I have struggled for days to think what to start my blog with and then the fair maiden of fortune presented me with an execution that combined my interests of comedy and capital punishment and even coincided with the start date of my PhD. I couldn’t ignore her suggestion.
On 1st May 1820, 5 men appeared on the scaffold at Newgate Prison, all charged with High Treason, for conspiring to murder the British cabinet in its entirety and Prime Minister Lord Liverpool (a plot that was to become known as The Cato Street Conspiracy). As Republican conspiracies go, it was ambitious to say the least.
The men, Arthur Thistlewood, James Ings, James Brunt, William Davidson and Richard Tidd¹ had been dragged to the place of execution on a hurdle and now awaited their grim fate in front of a multitude of spectators (100,000 by some accounts), many of whom had paid for the privilege of a better view.² As the moment of their demise approached Ings ‘roared out three distinct cheers in a ‘voice of the most frightful and discordant hoarseness’ and in a brilliantly British response, his fellow conspirator Tidd said ‘ There is no use in all this noise. We can die without making a noise’.³ Sadly, Tidd couldn’t have been further from the truth. Once the executioner dropped the trapdoor the full ‘agonies of death were exhibited to the view of the crowd in their most terrific form’, Brunt is said to have kicked and choked for a full five minutes until the executioner pulled at his legs.

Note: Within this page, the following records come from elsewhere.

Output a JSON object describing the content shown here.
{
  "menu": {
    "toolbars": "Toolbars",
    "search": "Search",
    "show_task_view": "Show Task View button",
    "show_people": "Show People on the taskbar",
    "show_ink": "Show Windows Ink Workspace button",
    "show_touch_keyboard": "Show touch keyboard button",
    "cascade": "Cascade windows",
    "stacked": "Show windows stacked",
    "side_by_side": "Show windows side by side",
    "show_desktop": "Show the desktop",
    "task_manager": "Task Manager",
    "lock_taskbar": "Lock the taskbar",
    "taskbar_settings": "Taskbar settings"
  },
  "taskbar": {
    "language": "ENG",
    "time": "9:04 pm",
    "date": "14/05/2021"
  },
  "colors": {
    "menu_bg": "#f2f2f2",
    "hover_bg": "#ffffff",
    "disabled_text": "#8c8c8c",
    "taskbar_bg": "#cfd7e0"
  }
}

I know, I know, Where’s the comedy here? I hear you cry.
Well, there’s an old saying that comedy works in threes, sometimes known as the ‘rule of three’ or the ‘comic triple’. It is based on the assumption that ‘a series of three often creates a progression in which the tension is created, built up, and finally released.’ The release being the laughter from the gag or punchline. I will take E.B White’s famous advice at this point and offer no further explanation of comedy as
Analysing humour is like dissecting a frog. Few people are interested and the frog dies of it.
Following the hanging, as was customary in executions for treasonable offences, the heads of the deceased were cut from their bodies and presented to the crowd, alongside the Sheriff declaiming “this is the head of a traitor.” This case was no exception.
The crowd was hushed by the brutal spectacle, no mean feat given that the multitude was so large that part of a railing at St Sepulchre’s church collapsed, resulting in many being badly injured – a not uncommon event at English executions in this period. Horrified at the sight of the first head, not least because by all accounts it was ‘hacked off with brutal clumsiness’*, the crowd then appear to be slightly less cowed at the second. By the time the third head was presented, according to Thackery, the assistant accidentally dropped it – possibly due to the excess of blood – and this was met with a shout from the crowd of
A cracking heckle if ever there was one and by all accounts it had the crowd in fits of laughter, or to use the parlance of the day, behaving in the most unbecoming fashion, a response that is widely thought to have been a big turning point in the reformers campaign to abolish the grisly sentence of decapitation.
So, perhaps the conspirators had the last laugh, although I fear not.
¹ Several other co-conspirators had escaped execution by turning evidence against their fellow plotters.
² “Execution of Thistlewood and Others for High Treason”. The Morning Chronicle (15915) (London). May 2, 1820.
3 Vic Gatrell– The hanging tree: execution and the English people, 1770-1868 – Oxford – Oxford University Press, p. 306
Vic Gatrell - The hanging tree: execution and the English people, 1770-1868 - Oxford - Oxford University Press, pp.298-314
Tim Key’s – Suspended Sentence: Non execution related, but a brilliant radio documentary about a poet and comedians personal struggle to create a great opening line for a book. His comic struggle made me feel less self-conscious about how many different ideas I went through for this first blog.